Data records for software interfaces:

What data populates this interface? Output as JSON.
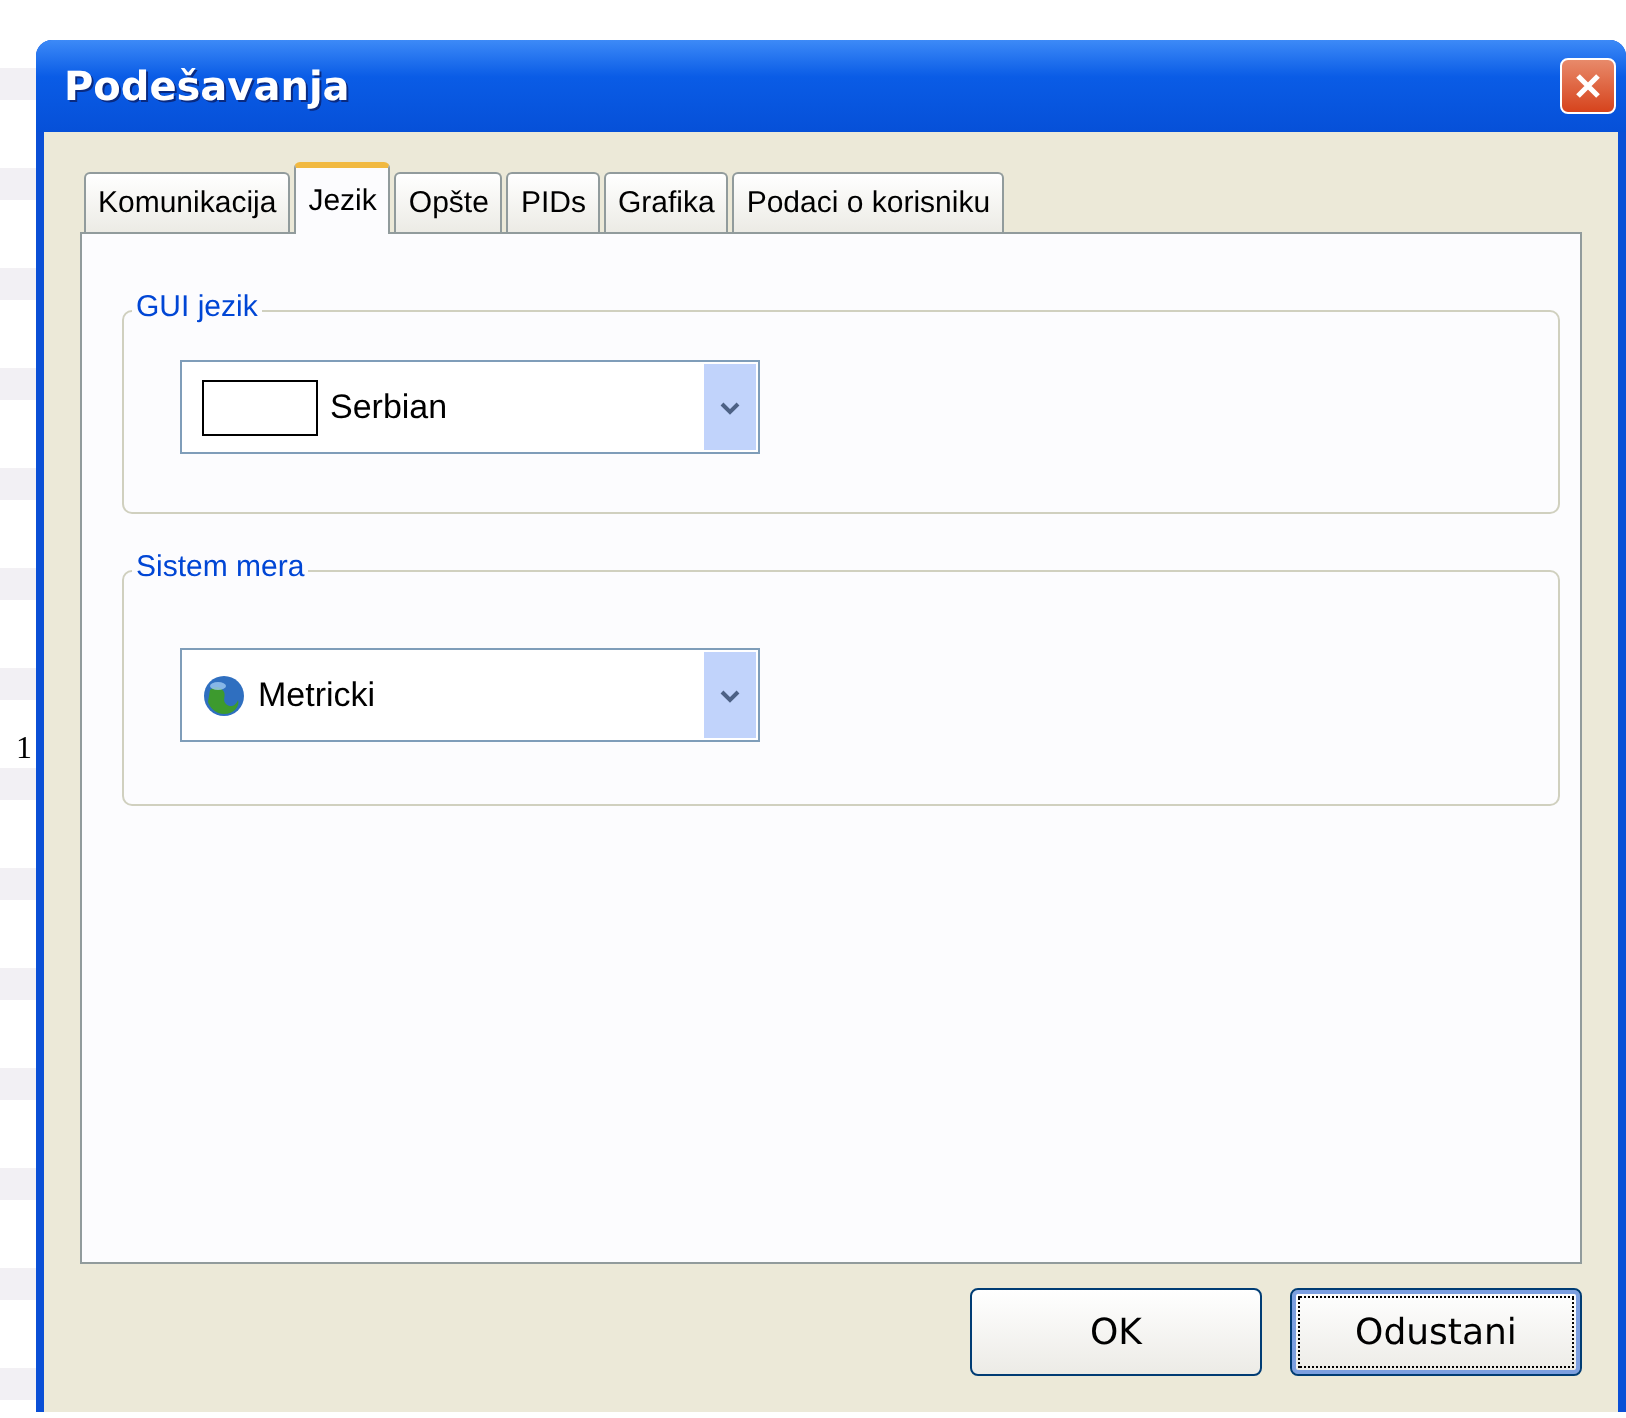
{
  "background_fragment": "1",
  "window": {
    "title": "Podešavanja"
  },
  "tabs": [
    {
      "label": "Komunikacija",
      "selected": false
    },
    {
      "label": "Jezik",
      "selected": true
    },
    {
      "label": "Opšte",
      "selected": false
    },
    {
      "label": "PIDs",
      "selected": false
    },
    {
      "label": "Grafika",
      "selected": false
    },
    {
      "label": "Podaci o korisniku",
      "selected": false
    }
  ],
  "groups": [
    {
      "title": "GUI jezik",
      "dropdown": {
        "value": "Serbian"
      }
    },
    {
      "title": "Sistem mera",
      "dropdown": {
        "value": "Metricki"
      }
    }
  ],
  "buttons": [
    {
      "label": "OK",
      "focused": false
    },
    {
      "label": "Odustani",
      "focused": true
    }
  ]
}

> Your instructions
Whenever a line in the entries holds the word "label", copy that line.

> Task answer
      "label": "Komunikacija",
      "label": "Jezik",
      "label": "Opšte",
      "label": "PIDs",
      "label": "Grafika",
      "label": "Podaci o korisniku",
      "label": "OK",
      "label": "Odustani",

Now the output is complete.